REQUIREMENT
Which lines of the listing below contain the word "received"? Copy each of them.

GIVEN RECORDS

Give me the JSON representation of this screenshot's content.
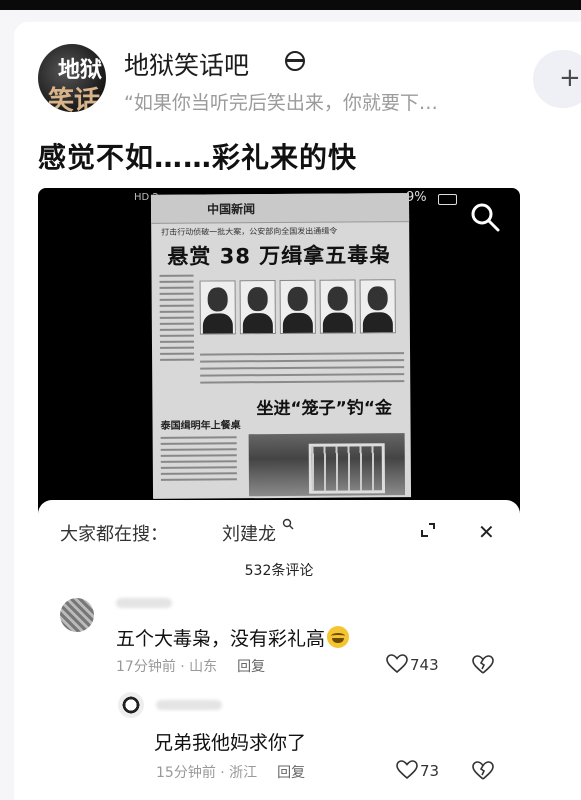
{
  "group": {
    "avatar_line1": "地狱",
    "avatar_line2": "笑话",
    "name": "地狱笑话吧",
    "quote": "“如果你当听完后笑出来，你就要下…",
    "follow_label": "+"
  },
  "post": {
    "title": "感觉不如……彩礼来的快"
  },
  "media": {
    "status_left": "HD 2",
    "status_right": "9%",
    "newspaper_name": "中国新闻",
    "newspaper_subhead": "打击行动侦破一批大案，公安部向全国发出通缉令",
    "newspaper_headline": "悬赏 38 万缉拿五毒枭",
    "newspaper_side_head": "泰国缉明年上餐桌",
    "newspaper_headline2": "坐进“笼子”钓“金"
  },
  "comments": {
    "trending_label": "大家都在搜：",
    "trending_term": "刘建龙",
    "count_label": "532条评论",
    "items": [
      {
        "text": "五个大毒枭，没有彩礼高",
        "time_location": "17分钟前 · 山东",
        "reply_label": "回复",
        "likes": "743"
      },
      {
        "text": "兄弟我他妈求你了",
        "time_location": "15分钟前 · 浙江",
        "reply_label": "回复",
        "likes": "73"
      }
    ]
  }
}
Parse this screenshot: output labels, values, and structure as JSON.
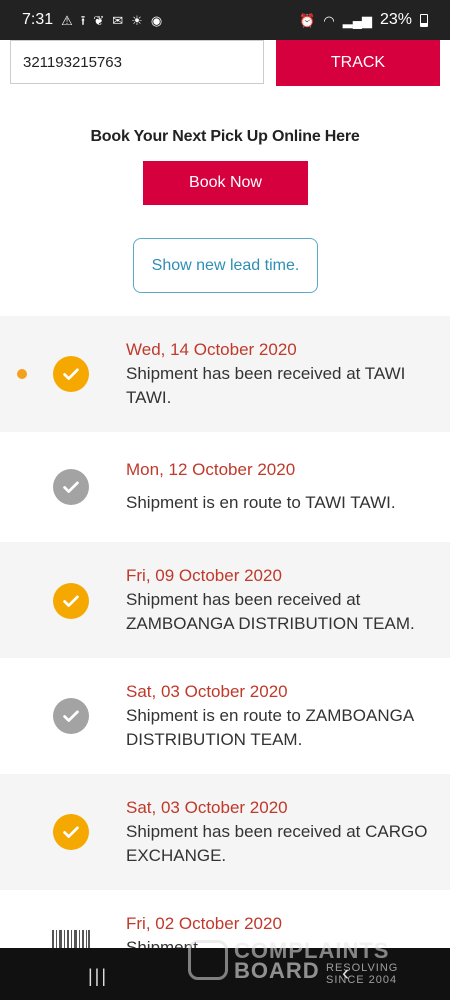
{
  "status_bar": {
    "time": "7:31",
    "left_icons": [
      "warning-icon",
      "upload-icon",
      "leaf-icon",
      "mail-icon",
      "weather-icon",
      "messenger-icon"
    ],
    "right_icons": [
      "alarm-icon",
      "wifi-icon",
      "signal-icon"
    ],
    "battery": "23%"
  },
  "tracking": {
    "number": "321193215763",
    "button_label": "TRACK"
  },
  "booking": {
    "heading": "Book Your Next Pick Up Online Here",
    "button_label": "Book Now",
    "lead_time_label": "Show new lead time."
  },
  "timeline": [
    {
      "date": "Wed, 14 October 2020",
      "desc": "Shipment has been received at TAWI TAWI.",
      "status": "done",
      "current": true
    },
    {
      "date": "Mon, 12 October 2020",
      "desc": "Shipment is en route to TAWI TAWI.",
      "status": "route",
      "current": false
    },
    {
      "date": "Fri, 09 October 2020",
      "desc": "Shipment has been received at ZAMBOANGA DISTRIBUTION TEAM.",
      "status": "done",
      "current": false
    },
    {
      "date": "Sat, 03 October 2020",
      "desc": "Shipment is en route to ZAMBOANGA DISTRIBUTION TEAM.",
      "status": "route",
      "current": false
    },
    {
      "date": "Sat, 03 October 2020",
      "desc": "Shipment has been received at CARGO EXCHANGE.",
      "status": "done",
      "current": false
    },
    {
      "date": "Fri, 02 October 2020",
      "desc": "Shipment",
      "status": "barcode",
      "current": false
    }
  ],
  "colors": {
    "brand_red": "#d5003d",
    "done_yellow": "#f5a800",
    "route_grey": "#a3a3a3",
    "date_red": "#c0392b",
    "link_blue": "#2e8fb5"
  },
  "nav_bar": {
    "icons": [
      "recents-icon",
      "back-icon"
    ]
  },
  "watermark": {
    "line1": "COMPLAINTS",
    "line2": "BOARD",
    "line3": "RESOLVING SINCE 2004"
  }
}
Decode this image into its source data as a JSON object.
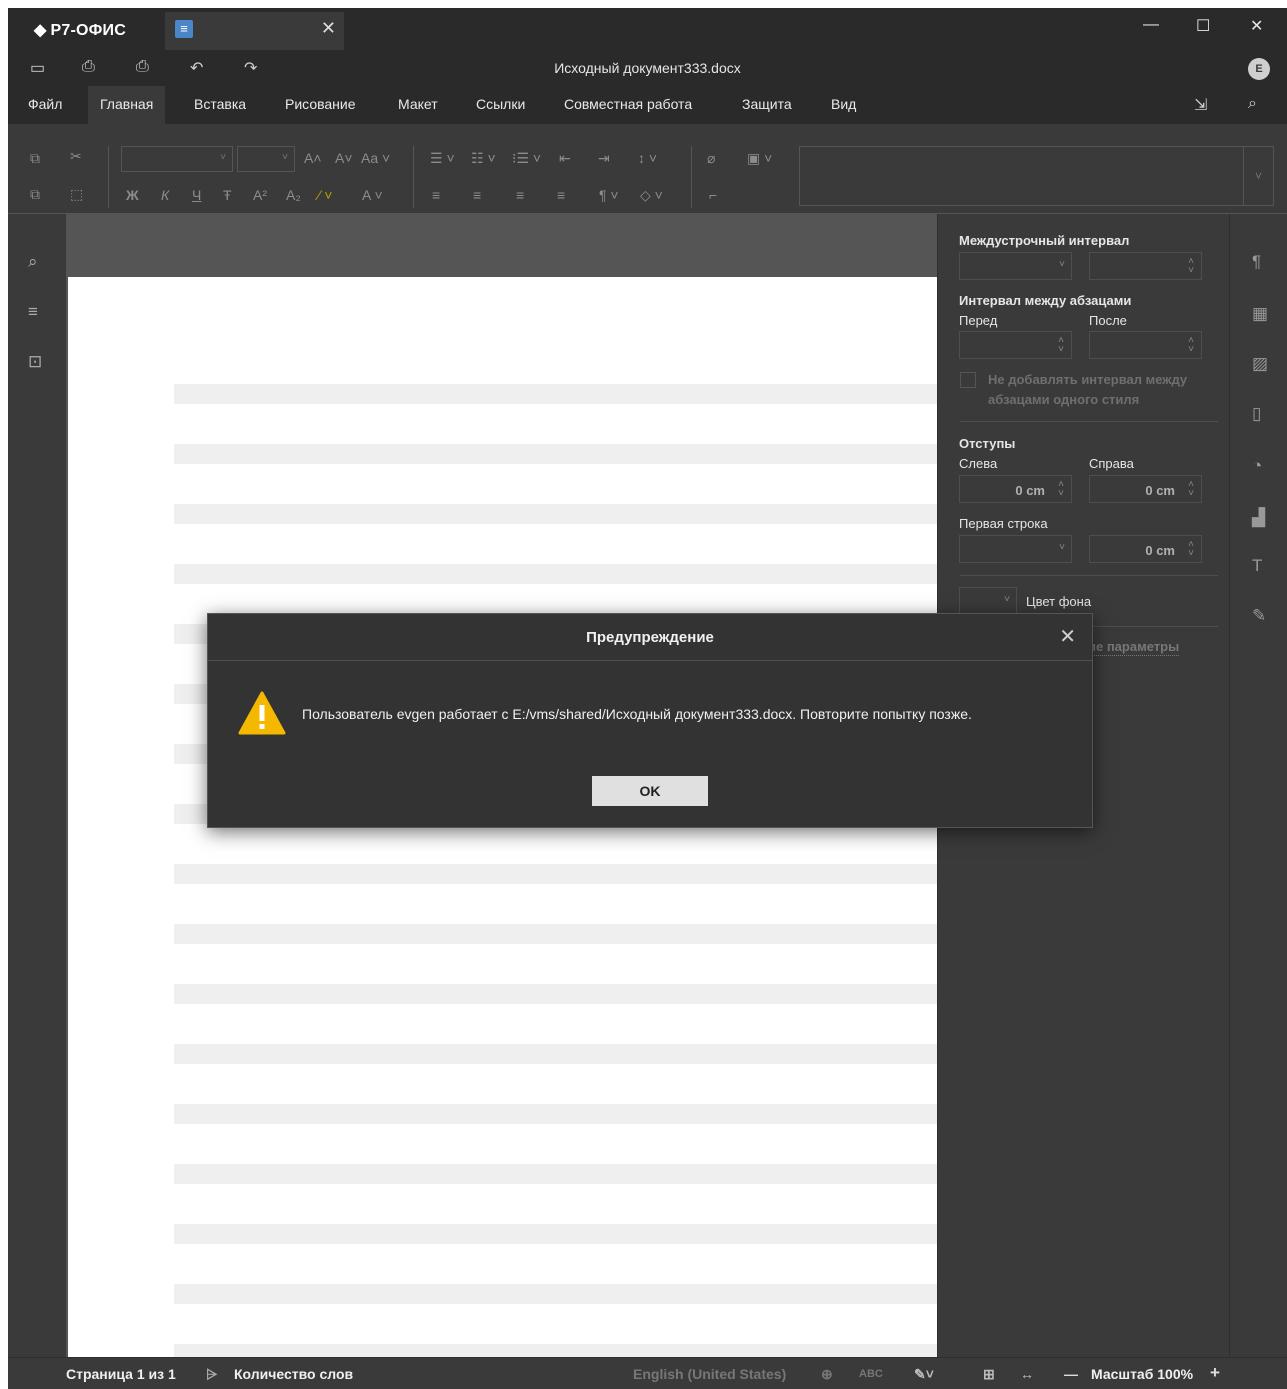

TASK OUTPUT
      "desc": "Shipment has been received at TAWI TAWI.",
      "desc": "Shipment has been received at ZAMBOANGA DISTRIBUTION TEAM.",
      "desc": "Shipment has been received at CARGO EXCHANGE.",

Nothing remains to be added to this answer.